> **What you will do**:
Count up the lines below that hold "likes", then give that count by itself.

:::::

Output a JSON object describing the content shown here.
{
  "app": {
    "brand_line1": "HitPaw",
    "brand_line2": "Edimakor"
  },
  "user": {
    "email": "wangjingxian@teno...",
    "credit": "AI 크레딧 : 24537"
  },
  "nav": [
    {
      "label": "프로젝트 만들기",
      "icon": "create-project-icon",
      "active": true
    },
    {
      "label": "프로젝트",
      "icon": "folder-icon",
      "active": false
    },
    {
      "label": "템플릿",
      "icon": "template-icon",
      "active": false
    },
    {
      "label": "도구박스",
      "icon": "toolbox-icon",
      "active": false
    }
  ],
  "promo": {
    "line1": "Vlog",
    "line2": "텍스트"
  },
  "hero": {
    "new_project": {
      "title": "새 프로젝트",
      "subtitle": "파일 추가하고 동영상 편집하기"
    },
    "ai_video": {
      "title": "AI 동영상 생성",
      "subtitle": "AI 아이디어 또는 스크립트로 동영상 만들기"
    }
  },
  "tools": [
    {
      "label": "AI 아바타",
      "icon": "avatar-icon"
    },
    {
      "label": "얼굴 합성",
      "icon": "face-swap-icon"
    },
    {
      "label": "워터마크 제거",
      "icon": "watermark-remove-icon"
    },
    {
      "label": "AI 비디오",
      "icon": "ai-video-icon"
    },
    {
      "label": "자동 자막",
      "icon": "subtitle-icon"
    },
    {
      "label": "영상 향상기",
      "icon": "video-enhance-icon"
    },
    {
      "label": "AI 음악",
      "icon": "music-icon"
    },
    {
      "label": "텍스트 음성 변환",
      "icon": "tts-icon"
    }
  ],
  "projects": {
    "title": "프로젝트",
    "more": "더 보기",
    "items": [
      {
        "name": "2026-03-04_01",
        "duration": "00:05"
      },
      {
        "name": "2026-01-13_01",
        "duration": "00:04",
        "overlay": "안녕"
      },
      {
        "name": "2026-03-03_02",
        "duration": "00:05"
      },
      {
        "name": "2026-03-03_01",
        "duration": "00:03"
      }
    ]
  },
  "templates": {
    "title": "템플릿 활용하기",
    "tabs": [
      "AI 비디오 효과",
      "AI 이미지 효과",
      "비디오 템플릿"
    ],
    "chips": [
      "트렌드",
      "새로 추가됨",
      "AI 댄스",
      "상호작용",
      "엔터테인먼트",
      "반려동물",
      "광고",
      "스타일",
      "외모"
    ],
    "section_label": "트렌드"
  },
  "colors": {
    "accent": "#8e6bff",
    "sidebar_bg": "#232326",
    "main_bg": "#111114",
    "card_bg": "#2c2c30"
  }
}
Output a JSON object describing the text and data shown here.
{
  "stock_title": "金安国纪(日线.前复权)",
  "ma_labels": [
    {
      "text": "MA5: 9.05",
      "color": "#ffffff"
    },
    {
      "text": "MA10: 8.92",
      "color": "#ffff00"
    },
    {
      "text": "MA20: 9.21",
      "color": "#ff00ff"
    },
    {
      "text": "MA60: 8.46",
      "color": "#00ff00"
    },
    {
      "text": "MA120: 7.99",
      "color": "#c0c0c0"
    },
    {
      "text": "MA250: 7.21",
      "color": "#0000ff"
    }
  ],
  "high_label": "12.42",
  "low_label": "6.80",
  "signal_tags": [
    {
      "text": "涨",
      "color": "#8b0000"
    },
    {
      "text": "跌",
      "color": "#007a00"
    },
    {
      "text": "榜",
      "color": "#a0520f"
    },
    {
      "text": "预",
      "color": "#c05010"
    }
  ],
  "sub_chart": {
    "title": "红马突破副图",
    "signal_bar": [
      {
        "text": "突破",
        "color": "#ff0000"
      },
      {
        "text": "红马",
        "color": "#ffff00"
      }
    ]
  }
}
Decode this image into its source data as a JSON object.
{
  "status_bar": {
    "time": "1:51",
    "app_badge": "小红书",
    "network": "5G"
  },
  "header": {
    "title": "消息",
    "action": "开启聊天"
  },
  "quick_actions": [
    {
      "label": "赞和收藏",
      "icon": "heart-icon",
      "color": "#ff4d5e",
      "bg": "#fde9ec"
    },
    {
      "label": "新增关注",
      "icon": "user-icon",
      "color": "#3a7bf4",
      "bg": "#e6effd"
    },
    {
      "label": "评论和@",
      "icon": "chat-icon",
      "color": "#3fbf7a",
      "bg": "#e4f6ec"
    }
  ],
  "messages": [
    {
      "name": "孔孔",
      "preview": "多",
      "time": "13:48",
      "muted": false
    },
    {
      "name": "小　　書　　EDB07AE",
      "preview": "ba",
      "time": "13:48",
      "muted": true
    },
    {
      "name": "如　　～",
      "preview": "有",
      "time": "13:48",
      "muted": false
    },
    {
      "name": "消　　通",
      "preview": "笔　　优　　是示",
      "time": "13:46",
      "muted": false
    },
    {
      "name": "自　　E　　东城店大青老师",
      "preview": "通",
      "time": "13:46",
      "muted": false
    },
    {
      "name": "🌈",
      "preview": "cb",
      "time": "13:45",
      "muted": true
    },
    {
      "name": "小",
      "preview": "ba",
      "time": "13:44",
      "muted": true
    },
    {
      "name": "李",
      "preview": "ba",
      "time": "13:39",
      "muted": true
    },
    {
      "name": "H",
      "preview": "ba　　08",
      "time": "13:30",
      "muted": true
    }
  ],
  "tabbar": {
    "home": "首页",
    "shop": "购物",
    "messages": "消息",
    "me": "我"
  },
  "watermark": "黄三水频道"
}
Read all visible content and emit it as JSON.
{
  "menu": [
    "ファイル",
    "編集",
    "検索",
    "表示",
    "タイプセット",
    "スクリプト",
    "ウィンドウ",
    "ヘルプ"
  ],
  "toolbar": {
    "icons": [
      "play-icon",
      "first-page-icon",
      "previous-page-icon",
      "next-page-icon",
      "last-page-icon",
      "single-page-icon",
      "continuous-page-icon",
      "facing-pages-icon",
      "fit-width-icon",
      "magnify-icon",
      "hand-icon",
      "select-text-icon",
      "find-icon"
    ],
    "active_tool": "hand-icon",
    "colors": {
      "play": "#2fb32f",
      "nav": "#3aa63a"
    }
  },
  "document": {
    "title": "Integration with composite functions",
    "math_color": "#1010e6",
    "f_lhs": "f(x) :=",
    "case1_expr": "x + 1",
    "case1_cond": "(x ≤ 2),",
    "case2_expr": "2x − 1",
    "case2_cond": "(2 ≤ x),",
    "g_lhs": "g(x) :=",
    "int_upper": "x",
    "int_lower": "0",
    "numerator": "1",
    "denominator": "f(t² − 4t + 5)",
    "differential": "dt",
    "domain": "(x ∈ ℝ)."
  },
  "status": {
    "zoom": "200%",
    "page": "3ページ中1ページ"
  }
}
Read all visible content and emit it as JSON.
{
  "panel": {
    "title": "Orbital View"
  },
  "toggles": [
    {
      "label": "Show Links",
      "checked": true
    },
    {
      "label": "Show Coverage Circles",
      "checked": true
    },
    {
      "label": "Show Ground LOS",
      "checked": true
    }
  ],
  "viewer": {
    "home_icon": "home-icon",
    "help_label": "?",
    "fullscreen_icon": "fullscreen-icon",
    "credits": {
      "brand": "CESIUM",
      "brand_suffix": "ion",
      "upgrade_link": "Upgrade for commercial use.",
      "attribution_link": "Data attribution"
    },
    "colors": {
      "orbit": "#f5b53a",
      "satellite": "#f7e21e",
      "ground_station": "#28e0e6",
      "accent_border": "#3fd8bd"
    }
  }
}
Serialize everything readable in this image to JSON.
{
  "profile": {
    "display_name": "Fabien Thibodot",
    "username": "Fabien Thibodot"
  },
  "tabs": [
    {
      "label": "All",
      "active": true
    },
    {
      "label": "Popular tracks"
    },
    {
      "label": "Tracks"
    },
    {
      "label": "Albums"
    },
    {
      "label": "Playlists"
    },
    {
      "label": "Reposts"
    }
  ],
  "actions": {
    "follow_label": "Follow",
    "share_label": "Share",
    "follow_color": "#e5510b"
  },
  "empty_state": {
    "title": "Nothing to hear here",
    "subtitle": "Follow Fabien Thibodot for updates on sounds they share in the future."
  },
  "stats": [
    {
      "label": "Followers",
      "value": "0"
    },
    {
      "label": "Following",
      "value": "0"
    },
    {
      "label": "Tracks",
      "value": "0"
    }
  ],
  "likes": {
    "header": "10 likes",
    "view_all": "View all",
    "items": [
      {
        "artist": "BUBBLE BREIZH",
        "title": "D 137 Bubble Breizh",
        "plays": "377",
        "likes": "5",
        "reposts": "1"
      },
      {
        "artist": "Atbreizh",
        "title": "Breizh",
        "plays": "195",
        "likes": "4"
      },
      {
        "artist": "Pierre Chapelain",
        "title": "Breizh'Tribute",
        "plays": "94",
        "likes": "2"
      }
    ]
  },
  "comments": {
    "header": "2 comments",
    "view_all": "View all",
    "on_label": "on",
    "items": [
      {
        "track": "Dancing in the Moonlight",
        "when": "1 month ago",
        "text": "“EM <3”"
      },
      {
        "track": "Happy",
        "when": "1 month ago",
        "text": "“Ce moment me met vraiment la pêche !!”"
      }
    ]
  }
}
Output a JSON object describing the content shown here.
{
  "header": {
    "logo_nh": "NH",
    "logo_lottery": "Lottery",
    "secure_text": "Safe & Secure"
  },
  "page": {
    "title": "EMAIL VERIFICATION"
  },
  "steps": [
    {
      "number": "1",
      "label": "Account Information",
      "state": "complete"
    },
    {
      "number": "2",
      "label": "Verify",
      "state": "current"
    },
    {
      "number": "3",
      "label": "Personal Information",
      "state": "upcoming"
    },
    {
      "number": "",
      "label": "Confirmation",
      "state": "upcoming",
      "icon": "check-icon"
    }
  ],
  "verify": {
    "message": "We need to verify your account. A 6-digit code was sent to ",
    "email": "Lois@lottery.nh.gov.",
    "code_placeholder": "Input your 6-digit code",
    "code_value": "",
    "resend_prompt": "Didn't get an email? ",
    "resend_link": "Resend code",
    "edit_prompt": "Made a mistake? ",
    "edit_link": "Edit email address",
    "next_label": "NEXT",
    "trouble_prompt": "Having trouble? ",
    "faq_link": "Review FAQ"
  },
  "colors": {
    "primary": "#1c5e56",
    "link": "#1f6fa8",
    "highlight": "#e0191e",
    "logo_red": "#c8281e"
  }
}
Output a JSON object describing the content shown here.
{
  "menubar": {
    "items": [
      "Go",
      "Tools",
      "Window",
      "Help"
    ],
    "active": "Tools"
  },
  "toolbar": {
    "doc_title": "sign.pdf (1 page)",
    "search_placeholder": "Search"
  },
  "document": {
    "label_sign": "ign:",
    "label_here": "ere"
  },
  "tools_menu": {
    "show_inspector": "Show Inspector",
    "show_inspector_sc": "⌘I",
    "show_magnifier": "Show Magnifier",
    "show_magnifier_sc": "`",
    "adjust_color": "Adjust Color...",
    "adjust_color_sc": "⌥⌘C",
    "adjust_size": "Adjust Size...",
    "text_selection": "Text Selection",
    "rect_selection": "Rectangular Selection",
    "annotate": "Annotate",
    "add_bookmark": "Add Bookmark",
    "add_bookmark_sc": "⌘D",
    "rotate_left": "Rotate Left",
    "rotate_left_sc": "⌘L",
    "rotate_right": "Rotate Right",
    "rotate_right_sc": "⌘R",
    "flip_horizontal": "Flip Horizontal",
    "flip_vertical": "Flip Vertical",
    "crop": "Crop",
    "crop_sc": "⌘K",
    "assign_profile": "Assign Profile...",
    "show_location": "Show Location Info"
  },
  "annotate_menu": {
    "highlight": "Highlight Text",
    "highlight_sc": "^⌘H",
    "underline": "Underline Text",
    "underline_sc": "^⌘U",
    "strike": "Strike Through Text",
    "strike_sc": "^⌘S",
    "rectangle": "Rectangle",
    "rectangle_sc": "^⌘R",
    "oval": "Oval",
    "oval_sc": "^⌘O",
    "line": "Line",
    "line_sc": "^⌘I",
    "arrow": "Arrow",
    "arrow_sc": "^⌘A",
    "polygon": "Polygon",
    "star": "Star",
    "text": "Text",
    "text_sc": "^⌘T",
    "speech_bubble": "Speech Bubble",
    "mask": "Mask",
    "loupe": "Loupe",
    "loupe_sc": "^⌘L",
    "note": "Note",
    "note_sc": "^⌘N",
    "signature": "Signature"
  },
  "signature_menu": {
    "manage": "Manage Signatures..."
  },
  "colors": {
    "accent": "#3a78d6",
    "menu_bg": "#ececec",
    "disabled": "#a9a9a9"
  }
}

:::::

> **Reply to the task**:
5